The biggest challenges are communication and bringing equipment to North Korea. All communication is via PIINTEC translators. “You can’t just shoot off an email,” says Iacovino. PIINTEC—which also facilitates other logistics—passes messages to and from the North Korean scientists at the country’s Earthquake Bureau. Still, Hammond says, communication has become easier “as our project has gone on and as we have established trust.”

Another restriction was triggered in the field: North Korea didn’t let the Western scientists carry detailed maps or GPS. Instead, says Iacovino, the local partners “planned which sites they wanted to show us.”

Equipment was restricted by international sanctions. “Getting that sorted out was a big challenge,” says Hammond. He and his colleagues had originally hoped to measure Earth’s conductivity with magnetotellurics. The method uses measurements of time-varying magnetic and electric fields to deduce the state of the subsurface, since molten rock conducts better than solid rock. But the UK government denied permission because the instruments are considered to be dual use—that is, to have military purposes. The team compensated by extending the period of seismological imaging. “We hope that will allow us to achieve our objectives with seismology alone, instead of with seismology and conductivity,” Hammond says. Delays in obtaining the export license for the seismometers held up their installation by a year.

Given the differences in the cultures, Hammond says, “one of the most exciting outcomes was how much trust we have built up.” He and Oppenheimer were helped by their previous experience in Eritrea. Hammond lists some guidelines for successful cross-cultural scientific collaborations, with the most important being to have clear and realistic scientific objectives. And, he says, open communication, enthusiasm, and flexibility in dealing with inevitable challenges and changes in plans are key to building trust.
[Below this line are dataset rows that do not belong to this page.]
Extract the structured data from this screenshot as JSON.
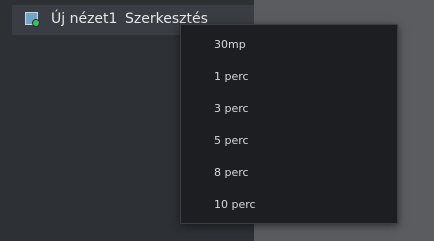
{
  "tab": {
    "icon": "view-icon",
    "title": "Új nézet1",
    "edit_label": "Szerkesztés"
  },
  "menu": {
    "items": [
      "30mp",
      "1 perc",
      "3 perc",
      "5 perc",
      "8 perc",
      "10 perc"
    ]
  },
  "colors": {
    "panel_bg": "#2d3035",
    "menu_bg": "#1c1e21",
    "text": "#d8d8d8"
  }
}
So far, Hammond has visited North Korea seven times, and last spring three members of the North Korean team spent several weeks in the UK participating in the analysis of the seismological data.

The collaboration’s first publications were expected imminently as Physics Today went to press; about a dozen North Koreans and a half dozen Westerners are coauthors. Now, says Hammond, “we are looking for funds to build on what was a relatively small project.” The three intertwined objectives researchers still want to address, he says, are the history of the volcano, why it is where it is, and how hazardous it is.

In addition, says Oppenheimer, “James [Hammond] and I also work with Chinese scientists, and we’d like to facilitate the Chinese and North Koreans working together.” Until now, research on Mt. Paektu on the North Korean side and research on the Chinese side have been largely disconnected.